  3. Separation of church and state is not possible in Islam. It is possible and there are many historical precedents for this separation in Islamic history.  In fact, the first recorded separation of “Islam and state” happened at the during the reign of first Omayyad caliph Muawiyah I in 658 – some 30 years after the emergence of Islam as a religion.  Muawiyah transformed Islamic governance from religious theocracy (the Righteous Imams) to a political oligarchy restricted to Muawiyah’s family of sons and their sons.  Except for Shia Muslims, the clear majority of Muslims have never been ruled by a theocratic leader.
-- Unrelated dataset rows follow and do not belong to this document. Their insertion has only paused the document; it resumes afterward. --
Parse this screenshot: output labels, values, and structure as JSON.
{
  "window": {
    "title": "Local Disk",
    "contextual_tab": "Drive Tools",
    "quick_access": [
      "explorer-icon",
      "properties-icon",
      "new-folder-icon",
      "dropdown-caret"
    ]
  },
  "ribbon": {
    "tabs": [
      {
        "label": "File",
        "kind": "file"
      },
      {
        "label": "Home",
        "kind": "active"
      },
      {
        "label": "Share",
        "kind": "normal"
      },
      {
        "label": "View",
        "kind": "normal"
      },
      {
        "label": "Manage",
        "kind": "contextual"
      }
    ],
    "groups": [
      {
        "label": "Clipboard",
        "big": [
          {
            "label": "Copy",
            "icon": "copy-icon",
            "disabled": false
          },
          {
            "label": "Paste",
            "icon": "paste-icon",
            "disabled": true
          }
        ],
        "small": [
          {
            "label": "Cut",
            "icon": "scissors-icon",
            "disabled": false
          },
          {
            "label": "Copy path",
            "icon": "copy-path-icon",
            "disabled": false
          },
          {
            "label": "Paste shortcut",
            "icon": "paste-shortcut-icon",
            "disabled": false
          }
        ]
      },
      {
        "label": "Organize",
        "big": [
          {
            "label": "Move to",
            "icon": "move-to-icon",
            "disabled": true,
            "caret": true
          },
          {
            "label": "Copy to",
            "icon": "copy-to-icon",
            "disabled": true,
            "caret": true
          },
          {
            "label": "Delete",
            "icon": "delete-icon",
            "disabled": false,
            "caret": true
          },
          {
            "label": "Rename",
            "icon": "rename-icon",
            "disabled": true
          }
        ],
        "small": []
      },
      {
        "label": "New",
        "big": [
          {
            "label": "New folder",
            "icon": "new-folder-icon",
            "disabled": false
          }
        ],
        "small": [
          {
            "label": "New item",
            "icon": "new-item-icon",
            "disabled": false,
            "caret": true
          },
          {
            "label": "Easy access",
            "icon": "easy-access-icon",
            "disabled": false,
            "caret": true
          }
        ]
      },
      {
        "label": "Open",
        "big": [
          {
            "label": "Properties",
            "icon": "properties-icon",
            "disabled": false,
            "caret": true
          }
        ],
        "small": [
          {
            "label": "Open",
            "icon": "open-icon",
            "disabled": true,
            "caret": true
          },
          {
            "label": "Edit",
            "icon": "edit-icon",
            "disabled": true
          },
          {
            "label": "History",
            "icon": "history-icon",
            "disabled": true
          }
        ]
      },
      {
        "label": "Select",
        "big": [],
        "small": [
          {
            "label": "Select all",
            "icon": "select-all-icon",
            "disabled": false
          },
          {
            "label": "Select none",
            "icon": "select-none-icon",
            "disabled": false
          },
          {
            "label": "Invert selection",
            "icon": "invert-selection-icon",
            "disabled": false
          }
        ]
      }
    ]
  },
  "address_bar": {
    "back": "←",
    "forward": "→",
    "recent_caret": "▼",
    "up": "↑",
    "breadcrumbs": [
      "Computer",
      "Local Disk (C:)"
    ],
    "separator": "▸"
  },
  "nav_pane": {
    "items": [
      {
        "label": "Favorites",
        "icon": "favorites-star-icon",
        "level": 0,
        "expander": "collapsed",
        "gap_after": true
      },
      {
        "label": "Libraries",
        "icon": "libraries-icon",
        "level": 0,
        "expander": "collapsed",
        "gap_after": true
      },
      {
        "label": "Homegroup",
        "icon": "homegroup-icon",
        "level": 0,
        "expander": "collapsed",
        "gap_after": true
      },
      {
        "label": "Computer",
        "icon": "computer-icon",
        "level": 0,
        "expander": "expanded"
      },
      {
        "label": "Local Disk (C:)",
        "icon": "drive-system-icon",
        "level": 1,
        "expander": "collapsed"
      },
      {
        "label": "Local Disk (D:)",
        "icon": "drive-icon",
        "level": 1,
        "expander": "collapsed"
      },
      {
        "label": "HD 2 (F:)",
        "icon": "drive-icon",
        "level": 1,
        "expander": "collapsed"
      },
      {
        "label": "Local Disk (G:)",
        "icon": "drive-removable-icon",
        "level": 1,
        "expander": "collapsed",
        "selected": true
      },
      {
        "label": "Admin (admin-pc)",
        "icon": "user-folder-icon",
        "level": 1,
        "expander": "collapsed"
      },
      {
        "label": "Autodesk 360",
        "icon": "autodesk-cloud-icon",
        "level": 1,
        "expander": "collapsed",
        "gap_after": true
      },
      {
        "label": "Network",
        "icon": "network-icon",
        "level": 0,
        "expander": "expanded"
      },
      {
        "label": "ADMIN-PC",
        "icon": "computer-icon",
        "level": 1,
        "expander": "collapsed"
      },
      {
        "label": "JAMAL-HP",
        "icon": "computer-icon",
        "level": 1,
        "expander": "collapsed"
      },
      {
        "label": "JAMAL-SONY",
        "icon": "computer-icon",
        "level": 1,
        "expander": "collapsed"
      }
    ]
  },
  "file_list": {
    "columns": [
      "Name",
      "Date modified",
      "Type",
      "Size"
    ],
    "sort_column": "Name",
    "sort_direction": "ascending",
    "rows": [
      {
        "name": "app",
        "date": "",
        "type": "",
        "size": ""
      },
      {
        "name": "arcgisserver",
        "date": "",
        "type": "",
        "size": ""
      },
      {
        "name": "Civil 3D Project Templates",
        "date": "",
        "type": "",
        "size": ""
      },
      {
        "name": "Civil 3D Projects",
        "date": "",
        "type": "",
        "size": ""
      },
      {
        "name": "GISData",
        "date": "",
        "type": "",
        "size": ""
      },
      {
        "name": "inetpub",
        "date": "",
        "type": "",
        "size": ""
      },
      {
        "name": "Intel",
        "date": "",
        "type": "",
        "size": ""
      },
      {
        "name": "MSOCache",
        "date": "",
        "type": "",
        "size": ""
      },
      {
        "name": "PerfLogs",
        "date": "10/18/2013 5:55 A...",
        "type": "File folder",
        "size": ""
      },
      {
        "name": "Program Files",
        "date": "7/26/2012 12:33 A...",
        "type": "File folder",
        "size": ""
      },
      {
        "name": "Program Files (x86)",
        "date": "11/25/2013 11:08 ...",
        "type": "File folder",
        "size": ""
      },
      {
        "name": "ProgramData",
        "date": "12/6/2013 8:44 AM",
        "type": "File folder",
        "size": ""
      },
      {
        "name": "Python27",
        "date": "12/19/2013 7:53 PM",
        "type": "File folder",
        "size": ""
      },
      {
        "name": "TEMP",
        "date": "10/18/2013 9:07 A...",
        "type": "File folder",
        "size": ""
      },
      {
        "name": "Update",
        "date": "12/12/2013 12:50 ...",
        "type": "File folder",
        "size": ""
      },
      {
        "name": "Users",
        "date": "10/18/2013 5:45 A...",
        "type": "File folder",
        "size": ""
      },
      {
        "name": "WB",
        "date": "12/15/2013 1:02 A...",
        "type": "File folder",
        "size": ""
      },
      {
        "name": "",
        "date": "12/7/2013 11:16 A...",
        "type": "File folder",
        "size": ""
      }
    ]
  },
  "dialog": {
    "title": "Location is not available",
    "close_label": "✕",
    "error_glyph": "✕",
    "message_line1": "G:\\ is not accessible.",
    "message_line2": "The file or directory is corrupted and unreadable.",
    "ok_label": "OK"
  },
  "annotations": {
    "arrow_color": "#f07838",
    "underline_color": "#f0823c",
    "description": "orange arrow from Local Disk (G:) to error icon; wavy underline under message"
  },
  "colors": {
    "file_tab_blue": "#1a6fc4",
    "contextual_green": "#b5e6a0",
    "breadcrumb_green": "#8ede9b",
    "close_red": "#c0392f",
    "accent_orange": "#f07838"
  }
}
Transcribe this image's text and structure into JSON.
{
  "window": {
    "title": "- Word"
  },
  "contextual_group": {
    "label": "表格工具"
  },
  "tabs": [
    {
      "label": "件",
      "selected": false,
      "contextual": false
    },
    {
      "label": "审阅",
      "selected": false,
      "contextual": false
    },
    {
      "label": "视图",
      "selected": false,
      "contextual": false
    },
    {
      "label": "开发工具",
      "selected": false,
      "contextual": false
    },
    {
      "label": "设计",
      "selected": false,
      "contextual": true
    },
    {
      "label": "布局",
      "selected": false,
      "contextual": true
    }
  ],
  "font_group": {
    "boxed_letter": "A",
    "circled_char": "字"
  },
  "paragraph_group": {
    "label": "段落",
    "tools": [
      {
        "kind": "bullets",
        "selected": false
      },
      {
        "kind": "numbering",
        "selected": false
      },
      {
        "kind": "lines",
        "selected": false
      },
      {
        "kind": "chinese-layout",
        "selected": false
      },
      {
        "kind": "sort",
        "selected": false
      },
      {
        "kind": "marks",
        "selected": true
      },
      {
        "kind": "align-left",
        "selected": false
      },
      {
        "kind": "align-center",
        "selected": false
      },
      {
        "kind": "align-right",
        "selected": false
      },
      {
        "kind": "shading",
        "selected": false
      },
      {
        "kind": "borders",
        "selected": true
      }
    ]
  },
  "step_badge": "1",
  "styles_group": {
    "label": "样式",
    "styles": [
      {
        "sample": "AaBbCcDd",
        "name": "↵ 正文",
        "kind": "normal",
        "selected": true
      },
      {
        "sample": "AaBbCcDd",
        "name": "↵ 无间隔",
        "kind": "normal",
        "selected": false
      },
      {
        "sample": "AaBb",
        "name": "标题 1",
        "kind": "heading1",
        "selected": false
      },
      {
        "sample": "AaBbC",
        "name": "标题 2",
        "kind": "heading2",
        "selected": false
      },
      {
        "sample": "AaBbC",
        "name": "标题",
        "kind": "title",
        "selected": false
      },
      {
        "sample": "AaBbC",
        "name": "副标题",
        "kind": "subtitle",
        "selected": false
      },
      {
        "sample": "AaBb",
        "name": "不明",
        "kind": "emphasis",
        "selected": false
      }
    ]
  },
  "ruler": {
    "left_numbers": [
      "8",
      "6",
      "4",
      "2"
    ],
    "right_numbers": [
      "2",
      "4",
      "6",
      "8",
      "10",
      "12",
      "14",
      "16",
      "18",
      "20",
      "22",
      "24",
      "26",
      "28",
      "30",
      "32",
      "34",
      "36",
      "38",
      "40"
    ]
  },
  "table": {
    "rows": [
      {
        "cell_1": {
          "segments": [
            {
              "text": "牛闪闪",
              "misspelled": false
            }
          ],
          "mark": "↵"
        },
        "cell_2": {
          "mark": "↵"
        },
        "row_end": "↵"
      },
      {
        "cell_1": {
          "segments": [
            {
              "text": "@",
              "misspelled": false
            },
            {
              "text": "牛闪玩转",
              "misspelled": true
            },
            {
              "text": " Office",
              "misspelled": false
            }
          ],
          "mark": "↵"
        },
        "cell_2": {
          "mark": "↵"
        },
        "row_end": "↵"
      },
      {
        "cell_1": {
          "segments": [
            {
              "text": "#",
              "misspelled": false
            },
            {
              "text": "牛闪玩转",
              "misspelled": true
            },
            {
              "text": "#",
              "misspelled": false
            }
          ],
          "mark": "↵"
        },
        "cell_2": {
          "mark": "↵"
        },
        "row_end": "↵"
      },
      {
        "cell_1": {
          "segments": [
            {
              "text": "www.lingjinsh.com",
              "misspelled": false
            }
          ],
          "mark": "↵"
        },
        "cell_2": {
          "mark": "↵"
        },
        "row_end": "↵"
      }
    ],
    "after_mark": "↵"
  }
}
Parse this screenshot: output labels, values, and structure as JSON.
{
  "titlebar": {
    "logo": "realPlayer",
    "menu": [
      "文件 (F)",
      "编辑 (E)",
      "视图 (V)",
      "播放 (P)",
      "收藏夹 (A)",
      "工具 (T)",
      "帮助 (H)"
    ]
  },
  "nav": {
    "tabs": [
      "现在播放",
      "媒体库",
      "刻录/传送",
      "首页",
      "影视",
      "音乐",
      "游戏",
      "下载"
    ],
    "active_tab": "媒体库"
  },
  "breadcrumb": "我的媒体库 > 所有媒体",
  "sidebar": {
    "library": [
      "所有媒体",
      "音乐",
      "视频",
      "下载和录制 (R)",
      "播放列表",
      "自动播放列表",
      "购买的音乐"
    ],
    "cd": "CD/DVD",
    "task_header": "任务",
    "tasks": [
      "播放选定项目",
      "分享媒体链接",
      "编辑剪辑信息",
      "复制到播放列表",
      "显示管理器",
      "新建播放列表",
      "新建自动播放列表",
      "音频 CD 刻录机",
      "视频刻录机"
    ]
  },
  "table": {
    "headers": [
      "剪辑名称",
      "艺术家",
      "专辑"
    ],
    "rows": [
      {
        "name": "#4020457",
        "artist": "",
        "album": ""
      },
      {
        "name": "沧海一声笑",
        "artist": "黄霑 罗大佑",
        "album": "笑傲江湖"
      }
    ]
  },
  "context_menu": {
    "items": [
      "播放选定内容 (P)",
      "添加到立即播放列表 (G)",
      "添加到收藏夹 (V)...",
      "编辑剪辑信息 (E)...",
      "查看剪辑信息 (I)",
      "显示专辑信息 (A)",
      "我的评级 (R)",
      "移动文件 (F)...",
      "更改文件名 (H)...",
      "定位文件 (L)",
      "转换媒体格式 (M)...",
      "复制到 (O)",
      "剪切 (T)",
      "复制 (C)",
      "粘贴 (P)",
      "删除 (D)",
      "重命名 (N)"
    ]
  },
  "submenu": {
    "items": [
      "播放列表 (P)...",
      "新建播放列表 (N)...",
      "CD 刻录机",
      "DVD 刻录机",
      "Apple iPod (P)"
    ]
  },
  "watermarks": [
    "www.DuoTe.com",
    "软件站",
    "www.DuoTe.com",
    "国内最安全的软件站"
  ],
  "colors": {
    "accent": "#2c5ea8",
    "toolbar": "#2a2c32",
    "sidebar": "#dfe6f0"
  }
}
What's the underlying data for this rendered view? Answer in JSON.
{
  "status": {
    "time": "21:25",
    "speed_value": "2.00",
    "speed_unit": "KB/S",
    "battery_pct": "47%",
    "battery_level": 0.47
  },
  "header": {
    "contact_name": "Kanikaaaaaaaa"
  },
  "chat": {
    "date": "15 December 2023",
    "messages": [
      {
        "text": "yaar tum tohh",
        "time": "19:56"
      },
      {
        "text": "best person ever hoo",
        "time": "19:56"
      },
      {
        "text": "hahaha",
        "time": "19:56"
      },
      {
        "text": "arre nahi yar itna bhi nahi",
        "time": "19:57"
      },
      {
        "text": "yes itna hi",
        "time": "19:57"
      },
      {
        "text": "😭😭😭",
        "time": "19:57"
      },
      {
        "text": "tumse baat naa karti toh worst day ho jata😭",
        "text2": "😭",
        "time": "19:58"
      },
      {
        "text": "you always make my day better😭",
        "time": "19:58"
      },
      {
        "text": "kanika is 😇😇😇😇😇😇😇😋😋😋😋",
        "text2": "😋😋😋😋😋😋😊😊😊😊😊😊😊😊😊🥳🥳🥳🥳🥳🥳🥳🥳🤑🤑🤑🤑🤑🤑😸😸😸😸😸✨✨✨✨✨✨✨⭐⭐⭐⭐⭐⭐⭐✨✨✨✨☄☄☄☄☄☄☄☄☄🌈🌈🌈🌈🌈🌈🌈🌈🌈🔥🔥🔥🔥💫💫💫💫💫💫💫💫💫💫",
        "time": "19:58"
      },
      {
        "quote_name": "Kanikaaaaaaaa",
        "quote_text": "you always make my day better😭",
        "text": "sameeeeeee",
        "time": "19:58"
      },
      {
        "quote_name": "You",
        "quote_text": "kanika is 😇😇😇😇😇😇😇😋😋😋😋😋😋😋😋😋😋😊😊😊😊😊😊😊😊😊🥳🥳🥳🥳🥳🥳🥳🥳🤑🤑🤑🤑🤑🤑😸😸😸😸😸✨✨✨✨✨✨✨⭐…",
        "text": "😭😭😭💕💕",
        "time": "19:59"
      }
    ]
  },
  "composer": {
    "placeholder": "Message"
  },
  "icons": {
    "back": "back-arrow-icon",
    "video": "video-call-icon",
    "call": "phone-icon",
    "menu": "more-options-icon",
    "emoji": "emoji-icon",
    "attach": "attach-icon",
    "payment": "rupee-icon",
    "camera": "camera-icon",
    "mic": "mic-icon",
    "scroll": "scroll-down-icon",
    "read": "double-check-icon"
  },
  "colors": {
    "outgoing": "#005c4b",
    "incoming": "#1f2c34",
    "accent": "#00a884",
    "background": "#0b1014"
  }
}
The claim that the West is at war with Islam is a convenient simplification introduced in the late 20th Century by Bernard Lewis and Samuel Huntington and followed later by scores of authors, opinion makers and politicians.  In turn, the Muslim World perpetuated the same counter ideas of a clash with the West as a reaction to colonialism, artificially drawn nation-states, Western support for autocratic regimes, and the overwhelming support to the state of Israel.  The clash is about injustice, betrayals, competition for natural resources, and a power struggle.  It is not about a clash between Islam and other religions.

Islam is a static text codified by the Quran and the Hadith – the oral recitation of the Prophet’s sayings.   Islam is, therefore, as a codified text cannot be changed nor should it be.  Unfortunately, Islam today is defined by the actions a small minority of Muslims rather than the practices of its clear majority.  The failure to distinguish between what Islam teaches and what some Muslims do is a core problem that we must face.

Islam does not need reform but Muslims do.  Reforms are needed to transition Muslim thoughts and practices to be aligned with modernity, pluralism, constitutional liberalism, and democratic practices with the family, the mosque, and the states in which Muslims live.